Tuesday, August 12, 2008

No shit

This article came out today. And it's about time.

Question: if it turns out that all that bad stuff "associated with obesity" isn't really caused by being fat at all, but rather by some mixture of unlucky genetics, poor diet, and lack of exercise, do you suppose we could just do away with the term "obesity" altogether?

Nah, probably too much to hope for.

More on the AP article here.

12 comments:

meg said...

When I heard this on NPR this morning, I figured I'd read about it here by dinnertime...

Anonymous said...

How does having no adverse health effects make someone less obese?

Mary said...

"Obese" is a medical term that implies pathology. If it turns out that being fat does not cause ill health effects, then we should just use the term "fat" as a descriptor, rather than giving it a medical name.

anonymous said...

According to the physician's desk reference:

Medically speaking, obesity is not just another word for "fat." To be considered obese, you must weigh at least 20 percent more than the norm for a woman of your height and bone structure. What's more, there are four grades of obesity. If you are 20 percent heavier than your ideal weight, you are slightly obese. At 40 percent above normal you are moderately obese; at 50 percent, morbidly obese; and at 100 pounds or more over the weight you should be, you are hyperobese.

No health associations are in the definition.

Mary said...

The health associations are implicit in the use of a scientific label. If there were no assumed health associations, then the four "grades of obesity" that you described would be utterly meaningless (which I believe they are). They also assume a "normal" weight that you "should be" (your words). If not for some pre-supposed health-related reasons, why else "should" a person weigh a certain amount?

anonymous said...

Just for the record: not my words. :) It's a quote.

There are many reasons for labels that have nothing to do with health. For example, there's short hair, medium length hair, long hair, and really long hair. Why have four names if there's no health effect? How about just a point of reference?

If it becomes widely accepted that are no ill health effects are associated with obesity, the negativity associated with the word as it relates to health will dissipate on its own. You'll still be faced with the same prejudices with regard to aesthetics but everyone has their own idea of perfection (Thank God or we would all be total outcasts everywhere!) so that won't go away no matter what. It's the same as dealing with someone who hates short hair on women. It's a stupid prejudice but that doesn't change the fact that the hair is short.

Anonymous said...

Oops...ignore the typo, please.

Mary said...

I think we agree on a lot of things, but your analogy isn't quite right. If you want to relate the "obesity" terminology to hair preferences, it would be more like giving dark hair a diagnosis like "overpigmenticity", then having varying grades of "overpigmenticity" that are determined by how much more pigment you have in your hair than the ideal or "normal" blonde color that everyone "should" have. There would be one degree called "morbidly overpigmented" which would mean that you have dark brown hair (but with no implied associated medical problems, of course, despite the modifier "morbidly"), and then one called "hyperoverpigmented" for people with black hair.

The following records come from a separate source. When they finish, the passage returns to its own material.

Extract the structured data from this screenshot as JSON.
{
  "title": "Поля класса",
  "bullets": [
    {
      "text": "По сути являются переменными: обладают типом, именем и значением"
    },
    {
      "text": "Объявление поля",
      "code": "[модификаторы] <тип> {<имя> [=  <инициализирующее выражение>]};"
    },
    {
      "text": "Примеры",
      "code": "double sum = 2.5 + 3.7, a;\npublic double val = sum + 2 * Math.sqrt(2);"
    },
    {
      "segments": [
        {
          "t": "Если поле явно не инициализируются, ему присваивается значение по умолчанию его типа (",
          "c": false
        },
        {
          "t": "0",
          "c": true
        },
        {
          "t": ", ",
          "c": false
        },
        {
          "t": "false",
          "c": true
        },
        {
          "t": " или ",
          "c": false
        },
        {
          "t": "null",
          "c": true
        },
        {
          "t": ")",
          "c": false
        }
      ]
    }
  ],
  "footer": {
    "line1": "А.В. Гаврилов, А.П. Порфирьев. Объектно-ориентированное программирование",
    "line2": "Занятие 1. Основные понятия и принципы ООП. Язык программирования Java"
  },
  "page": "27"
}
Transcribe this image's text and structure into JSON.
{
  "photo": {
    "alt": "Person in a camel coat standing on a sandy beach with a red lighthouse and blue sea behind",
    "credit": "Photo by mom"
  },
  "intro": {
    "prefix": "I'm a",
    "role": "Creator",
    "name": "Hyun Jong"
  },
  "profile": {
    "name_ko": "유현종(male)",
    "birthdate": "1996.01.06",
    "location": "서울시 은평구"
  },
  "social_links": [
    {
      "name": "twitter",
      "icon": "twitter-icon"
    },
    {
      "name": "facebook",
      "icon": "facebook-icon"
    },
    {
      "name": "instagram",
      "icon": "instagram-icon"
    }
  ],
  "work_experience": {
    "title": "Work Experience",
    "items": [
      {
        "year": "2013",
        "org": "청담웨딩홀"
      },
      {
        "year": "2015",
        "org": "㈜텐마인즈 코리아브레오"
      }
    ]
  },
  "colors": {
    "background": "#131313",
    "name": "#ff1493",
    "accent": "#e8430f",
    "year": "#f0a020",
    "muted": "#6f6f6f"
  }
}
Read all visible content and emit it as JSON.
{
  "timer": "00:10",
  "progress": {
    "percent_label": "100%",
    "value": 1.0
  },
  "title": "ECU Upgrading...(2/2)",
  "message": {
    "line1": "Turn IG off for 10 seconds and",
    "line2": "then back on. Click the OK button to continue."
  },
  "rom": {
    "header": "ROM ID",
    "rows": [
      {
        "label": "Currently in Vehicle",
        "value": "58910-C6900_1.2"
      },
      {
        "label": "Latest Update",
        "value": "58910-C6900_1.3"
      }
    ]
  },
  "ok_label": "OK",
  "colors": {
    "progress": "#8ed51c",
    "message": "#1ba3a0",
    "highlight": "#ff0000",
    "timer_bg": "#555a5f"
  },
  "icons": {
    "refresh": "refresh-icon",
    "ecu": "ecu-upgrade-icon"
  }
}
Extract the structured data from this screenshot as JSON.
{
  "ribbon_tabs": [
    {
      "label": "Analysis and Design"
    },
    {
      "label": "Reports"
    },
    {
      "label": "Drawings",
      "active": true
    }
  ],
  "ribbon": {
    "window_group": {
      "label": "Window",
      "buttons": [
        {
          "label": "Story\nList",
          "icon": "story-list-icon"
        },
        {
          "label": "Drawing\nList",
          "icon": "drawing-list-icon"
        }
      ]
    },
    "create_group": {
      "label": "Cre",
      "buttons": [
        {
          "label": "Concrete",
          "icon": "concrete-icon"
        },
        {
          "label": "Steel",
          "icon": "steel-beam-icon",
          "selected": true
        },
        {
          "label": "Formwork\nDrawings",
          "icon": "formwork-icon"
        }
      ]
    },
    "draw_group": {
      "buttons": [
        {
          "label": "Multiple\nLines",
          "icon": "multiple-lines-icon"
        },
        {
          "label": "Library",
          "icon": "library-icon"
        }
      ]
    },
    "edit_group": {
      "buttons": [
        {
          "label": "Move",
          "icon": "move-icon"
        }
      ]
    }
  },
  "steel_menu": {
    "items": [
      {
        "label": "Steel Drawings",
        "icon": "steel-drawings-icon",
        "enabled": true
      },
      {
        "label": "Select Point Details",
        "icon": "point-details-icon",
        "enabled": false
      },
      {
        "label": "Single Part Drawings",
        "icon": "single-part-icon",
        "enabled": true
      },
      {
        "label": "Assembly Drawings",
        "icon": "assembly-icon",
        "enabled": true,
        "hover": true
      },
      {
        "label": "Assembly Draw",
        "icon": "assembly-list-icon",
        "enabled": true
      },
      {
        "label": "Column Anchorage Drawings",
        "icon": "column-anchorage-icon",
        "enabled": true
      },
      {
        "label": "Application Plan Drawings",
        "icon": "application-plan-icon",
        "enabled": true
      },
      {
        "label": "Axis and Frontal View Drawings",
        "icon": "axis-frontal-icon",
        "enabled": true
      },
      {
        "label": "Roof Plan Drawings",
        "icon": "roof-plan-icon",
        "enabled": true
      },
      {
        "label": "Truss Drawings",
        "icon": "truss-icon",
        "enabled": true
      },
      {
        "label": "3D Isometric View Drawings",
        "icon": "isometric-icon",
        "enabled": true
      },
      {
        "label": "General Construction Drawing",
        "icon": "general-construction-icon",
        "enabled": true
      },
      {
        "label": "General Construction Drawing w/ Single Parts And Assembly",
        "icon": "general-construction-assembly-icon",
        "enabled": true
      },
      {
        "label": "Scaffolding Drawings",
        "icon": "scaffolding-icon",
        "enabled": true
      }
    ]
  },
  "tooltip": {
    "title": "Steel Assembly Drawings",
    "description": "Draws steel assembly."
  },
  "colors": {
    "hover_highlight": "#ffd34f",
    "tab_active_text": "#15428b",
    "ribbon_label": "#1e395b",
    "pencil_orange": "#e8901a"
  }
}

Now do you see why I'm saying that applying a medical term to a normal parameter of human variation (fatness or hair color) implies pathology?

Anonymous said...

I do see what you're saying and I understand it, but I think that you might be reading negative connotations into the definition when, in fact, the negative connotations are societal (ignorant sect of society, but stil....). I read a lot of medical records for my job and when I read "obese" or any of the levels of obesity, I think only "heavy-set". I'm usually looking for health problems that I can use against the person so if I saw a veiled term for unhealthy, I would jump on it. It seems to me that you're equating the word with, say, "big fat french-fry-eating blob". Those who believe "obese" equates to "extremely unhealthy/poor diet/lack of exercise" may think that way, but I'm surprised that you would strive to eliminate the word rather than revising the erroneous belief as to what it means (which would be accomplished by a wide-spread acceptance that obese people are not necessarily more healthy or less healthy than anyone else).

BTW, I read an interesting article today about how "good fat" can be used to combat "bad fat". It still had a lot of lame assumptions in it, but I liked the acknowledgment that there is indeed GOOD fat.

Mary said...

One last point about the terminology, then I'll quit arguing: The word "morbid" is defined as "characteristic of disease". So I don't see how you can read the label "morbidly obese" in a person's medical records and not see that as a blatant (not "veiled") claim that the person is unhealthy because of their fat.

Anonymous said...

You're right. I should have qualified that. Are you saying that you believe a MORBIDLY OBESE person can be healthy? I disagree with that. The lack of mobility associated with that level of obesity results in serious circulatory problems that affects both the appendages and the vital organs. Of course, if all levels of obesity are deemed to be healthy, then the word "obese" could stay but the category "morbid" would necessarily be eliminated.

Mary said...

Yes, I am saying that. What's your evidence for the lack of mobility?

I think you'd be very surprised to find out what a "morbidly obese" person looks like, based on the picture you apparently have in your head. Check out some photos on the BMI project and you'll see what I mean.